▶ Exercise directions: Find each line below that includes "name", then copy it.

▶ Given records:
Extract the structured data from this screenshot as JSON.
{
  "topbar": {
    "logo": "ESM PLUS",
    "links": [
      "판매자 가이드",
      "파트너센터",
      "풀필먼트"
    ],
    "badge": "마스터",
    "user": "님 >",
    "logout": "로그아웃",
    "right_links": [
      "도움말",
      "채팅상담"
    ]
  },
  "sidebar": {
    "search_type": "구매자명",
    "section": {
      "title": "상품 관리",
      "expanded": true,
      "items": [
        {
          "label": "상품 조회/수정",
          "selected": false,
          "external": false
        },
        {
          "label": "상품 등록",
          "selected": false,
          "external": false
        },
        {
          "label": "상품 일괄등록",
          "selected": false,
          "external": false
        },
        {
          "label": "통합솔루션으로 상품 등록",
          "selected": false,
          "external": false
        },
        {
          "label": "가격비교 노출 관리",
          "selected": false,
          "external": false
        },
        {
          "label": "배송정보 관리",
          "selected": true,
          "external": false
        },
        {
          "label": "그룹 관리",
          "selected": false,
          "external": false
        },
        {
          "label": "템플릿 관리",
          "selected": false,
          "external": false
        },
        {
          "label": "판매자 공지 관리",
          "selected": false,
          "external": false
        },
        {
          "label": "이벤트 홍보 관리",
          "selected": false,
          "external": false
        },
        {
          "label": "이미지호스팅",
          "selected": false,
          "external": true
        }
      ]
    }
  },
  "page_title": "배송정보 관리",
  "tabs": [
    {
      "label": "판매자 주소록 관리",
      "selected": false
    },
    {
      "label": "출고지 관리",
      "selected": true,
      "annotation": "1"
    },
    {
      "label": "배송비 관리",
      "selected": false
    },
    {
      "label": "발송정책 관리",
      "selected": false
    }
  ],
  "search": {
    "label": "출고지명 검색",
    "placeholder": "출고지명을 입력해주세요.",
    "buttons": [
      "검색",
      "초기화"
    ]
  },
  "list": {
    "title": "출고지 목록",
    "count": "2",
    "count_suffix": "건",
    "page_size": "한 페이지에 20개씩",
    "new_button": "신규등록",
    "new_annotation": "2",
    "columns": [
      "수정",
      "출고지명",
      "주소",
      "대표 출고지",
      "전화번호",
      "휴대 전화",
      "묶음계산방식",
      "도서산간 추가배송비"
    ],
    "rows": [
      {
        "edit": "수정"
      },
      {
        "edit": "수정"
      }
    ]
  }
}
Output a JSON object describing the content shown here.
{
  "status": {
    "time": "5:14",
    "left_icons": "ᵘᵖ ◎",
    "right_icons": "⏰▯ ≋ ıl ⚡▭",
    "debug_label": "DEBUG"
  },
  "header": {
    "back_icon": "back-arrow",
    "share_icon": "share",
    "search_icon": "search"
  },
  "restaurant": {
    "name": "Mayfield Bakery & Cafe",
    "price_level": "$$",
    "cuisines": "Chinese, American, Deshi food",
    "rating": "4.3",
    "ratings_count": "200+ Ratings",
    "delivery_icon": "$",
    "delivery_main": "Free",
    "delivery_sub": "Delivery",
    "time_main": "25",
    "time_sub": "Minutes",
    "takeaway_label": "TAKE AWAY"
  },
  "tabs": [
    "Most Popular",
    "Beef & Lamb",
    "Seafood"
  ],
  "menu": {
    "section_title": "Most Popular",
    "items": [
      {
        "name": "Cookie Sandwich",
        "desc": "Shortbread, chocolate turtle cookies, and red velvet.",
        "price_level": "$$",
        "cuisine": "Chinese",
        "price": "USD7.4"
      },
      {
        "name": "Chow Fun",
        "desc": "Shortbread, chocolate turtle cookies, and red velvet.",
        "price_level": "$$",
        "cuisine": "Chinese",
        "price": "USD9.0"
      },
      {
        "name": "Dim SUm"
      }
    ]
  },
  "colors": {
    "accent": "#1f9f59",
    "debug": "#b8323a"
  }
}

▶ Solved problem:
    "name": "Mayfield Bakery & Cafe",
        "name": "Cookie Sandwich",
        "name": "Chow Fun",
        "name": "Dim SUm"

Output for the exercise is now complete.